2-55mm

 

18mm

4exercise2-2_5-800

View 1500 x 1000

2-18mm

Example 3

Now we’re getting somewhere.

55mm

5exercise2-2_8-800

View 1500 x 1000

3-55mm

 

This!

(I couldn’t quite match the viewing angle of the 55mm shot, as the statue is above my head.)

18mm

6exercise2-2_9-800

View 1500 x 1000

3-18mm

 

Conclusions

From this exercise I concluded 2 things.

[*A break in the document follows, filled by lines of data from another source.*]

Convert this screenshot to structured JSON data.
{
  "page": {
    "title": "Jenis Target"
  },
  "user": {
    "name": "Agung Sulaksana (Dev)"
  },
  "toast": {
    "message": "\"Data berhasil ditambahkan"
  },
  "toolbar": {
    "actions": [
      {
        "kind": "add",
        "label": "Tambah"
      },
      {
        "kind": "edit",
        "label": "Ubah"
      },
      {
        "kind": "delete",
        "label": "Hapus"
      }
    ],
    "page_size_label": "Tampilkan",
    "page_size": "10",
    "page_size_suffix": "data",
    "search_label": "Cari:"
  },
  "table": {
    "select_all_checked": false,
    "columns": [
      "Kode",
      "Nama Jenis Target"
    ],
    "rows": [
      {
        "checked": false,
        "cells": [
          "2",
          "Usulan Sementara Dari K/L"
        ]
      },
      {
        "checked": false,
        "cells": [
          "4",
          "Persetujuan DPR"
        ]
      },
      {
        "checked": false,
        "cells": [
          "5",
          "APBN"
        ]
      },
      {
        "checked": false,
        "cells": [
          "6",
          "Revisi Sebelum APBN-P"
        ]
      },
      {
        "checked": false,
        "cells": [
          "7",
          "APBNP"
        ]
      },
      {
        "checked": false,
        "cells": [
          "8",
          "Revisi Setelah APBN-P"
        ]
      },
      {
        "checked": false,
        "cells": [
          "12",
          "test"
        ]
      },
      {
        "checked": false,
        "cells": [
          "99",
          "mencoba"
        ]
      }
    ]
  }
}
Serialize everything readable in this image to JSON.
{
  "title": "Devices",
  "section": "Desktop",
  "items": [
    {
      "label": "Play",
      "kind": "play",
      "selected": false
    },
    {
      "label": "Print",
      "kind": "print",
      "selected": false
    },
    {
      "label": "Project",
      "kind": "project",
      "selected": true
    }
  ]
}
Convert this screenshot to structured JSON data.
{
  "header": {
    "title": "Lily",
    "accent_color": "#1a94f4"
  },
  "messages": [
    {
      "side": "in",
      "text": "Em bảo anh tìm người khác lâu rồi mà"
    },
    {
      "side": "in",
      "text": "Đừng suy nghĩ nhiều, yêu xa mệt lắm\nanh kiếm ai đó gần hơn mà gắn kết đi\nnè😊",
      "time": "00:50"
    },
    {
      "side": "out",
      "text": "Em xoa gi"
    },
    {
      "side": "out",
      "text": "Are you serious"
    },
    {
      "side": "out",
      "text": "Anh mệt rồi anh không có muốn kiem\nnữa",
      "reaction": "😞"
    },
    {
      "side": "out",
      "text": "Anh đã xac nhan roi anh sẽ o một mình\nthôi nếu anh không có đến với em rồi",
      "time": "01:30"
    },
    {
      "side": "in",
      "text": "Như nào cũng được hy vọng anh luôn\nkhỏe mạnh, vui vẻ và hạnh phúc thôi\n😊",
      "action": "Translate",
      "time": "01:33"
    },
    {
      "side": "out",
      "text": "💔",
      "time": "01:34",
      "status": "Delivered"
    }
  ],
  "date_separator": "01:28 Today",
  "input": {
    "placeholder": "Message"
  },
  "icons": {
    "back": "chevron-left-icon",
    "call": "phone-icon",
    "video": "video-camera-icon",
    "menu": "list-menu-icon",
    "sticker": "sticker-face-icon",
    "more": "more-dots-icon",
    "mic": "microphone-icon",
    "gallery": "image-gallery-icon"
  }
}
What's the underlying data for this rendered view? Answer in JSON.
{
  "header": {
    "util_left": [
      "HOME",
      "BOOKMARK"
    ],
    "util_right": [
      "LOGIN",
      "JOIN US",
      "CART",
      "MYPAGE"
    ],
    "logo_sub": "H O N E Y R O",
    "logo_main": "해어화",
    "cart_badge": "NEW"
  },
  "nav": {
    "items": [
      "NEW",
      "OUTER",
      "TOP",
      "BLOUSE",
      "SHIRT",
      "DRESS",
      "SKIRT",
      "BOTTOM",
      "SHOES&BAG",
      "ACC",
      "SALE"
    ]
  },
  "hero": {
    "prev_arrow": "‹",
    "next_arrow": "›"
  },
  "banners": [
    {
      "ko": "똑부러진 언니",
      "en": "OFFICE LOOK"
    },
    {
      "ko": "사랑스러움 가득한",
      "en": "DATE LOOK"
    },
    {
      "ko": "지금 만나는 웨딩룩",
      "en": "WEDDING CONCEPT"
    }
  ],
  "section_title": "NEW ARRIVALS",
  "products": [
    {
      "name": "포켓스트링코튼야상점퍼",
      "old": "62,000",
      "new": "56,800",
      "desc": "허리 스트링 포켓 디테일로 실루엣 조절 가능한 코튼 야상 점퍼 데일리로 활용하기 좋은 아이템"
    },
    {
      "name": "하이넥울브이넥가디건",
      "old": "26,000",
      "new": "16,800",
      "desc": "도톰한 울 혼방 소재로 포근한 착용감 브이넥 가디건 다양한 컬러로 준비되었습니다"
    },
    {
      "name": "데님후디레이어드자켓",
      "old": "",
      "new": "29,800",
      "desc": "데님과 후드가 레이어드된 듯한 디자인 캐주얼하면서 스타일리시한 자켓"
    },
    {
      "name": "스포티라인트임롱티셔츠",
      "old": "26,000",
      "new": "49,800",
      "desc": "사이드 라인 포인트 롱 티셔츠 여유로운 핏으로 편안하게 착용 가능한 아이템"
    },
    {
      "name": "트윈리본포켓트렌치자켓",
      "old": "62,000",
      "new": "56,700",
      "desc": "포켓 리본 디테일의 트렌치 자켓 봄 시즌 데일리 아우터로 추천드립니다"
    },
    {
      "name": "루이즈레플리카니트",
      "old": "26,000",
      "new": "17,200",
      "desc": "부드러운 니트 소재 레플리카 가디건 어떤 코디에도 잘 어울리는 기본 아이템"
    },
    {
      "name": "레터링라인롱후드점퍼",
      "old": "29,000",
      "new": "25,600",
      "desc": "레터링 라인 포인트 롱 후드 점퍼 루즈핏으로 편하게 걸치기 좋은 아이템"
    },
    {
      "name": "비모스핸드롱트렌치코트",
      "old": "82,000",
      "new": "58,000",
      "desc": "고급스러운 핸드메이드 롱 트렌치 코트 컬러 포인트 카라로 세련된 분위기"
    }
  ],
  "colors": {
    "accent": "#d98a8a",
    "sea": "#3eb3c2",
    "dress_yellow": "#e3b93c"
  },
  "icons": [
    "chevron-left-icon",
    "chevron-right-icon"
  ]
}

  1. Shots with a longer focal distance do not look the same as shots framing the same object, closer up, using a shorter focal distance. The shorter focal distance shot fits more of the surrounding scene into the frame, but also causes distortion to the lines and objects.
  2. The 55mm shots look, to be blunt, flat, wooden and dull, while the 18mm shots feel fluid, full of space and life… though somehow kind of surreal.

 

 

Exercise 2.1

‘Find a scene that has depth. From a fixed position, take a sequence of five or six
shots at different focal lengths without changing your viewpoint. (You might like to
use the specific focal lengths indicated on the lens barrel.)
As you page through the shots on the preview screen it almost feels as though you’re
moving through the scene. So the ability to change focal lengths has an obvious use:
rather than physically moving towards or away from your subject, the lens can do
it for you. The other immediate difference between the shots is the ‘angle of view’,
which also depends on the sensor size of your camera. Use the sequence to try to
get a feeling for how the angle of view corresponds to the different focal lengths
for your particular camera and lens combination. Which shot in the sequence feels
closest to the angle of view of your normal vision?’

‘Does zooming in from a fixed viewpoint change the appearance of things? If you enlarge and compare individual elements within the first and last shots, you can see that their ‘perspective geometry’ is exactly the same. To change the way things actually look, a change in focal length needs to be combined with a change in viewpoint.’

18mm

1exercise2-1-800

View 1500 x 1000

details1

 

24mm

2exercise2-1_1-800

View 1500 x 1000

Details2.jpg

 

34mm

3exercise2-1_2-800

View 1500 x 1000

details3

 

45mm

4exercise2-1_3-800

View 1500 x 1000

details4

 

55mm

5exercise2-1_4-800

View 1500 x 1000

details5

 

18mm cropped to match 55mm

istimagecropped

Conclusions

It’s hard to say which focal length is closest to my own eyes, not helped by the fact that my own eyes are, medically, a mess, (iritis, vitreous detachment and retinal laser surgery… if you’re interested), but 24mm seems to fit.

Comparing the cropped 18mm with the 55mm is very enlightening. I didn’t get the crop exactly right, having left in a little too much of the image at the bottom, but it’s close enough to see that, resolution aside, the images are the same.

Reading the part in the coursework about the scene in Blade Runner (Dir. Ridley Scott, 1982) irritated me. Blade Runner being a film I’m very familiar with (autistic tendencies led me, in my teens, to watch the film on a daily basis for several years, to the point that I have seen it over 1000 times… not kidding).

The course material drew attention to the fact that the ‘Esper’ machine, when zooming in to extreme close-up, dissolved into grain instead of pixels, using this as an example of how in 1982, Scott’s view of the future of photography was flawed.  That is a fair point, but the scene itself is entirely impossible, as the machine, when moving around the view in the photograph, was able to show objects that were obscured from view. You were able to see objects that were behind other objects.

Now three dimensional scans of rooms and spaces are entirely possible, even with current technology, but the idea that you can get such information by using a fancy machine to scan what is effectively a polaroid… while it was necessary for the film plot, for me, as any kind of commentary on photography, rendered that scene utter nonsense.

Okay, I’m just being picky, because the point itself is fair enough. Ridley Scott didn’t predict digital photography, but…  (grumbles) 😉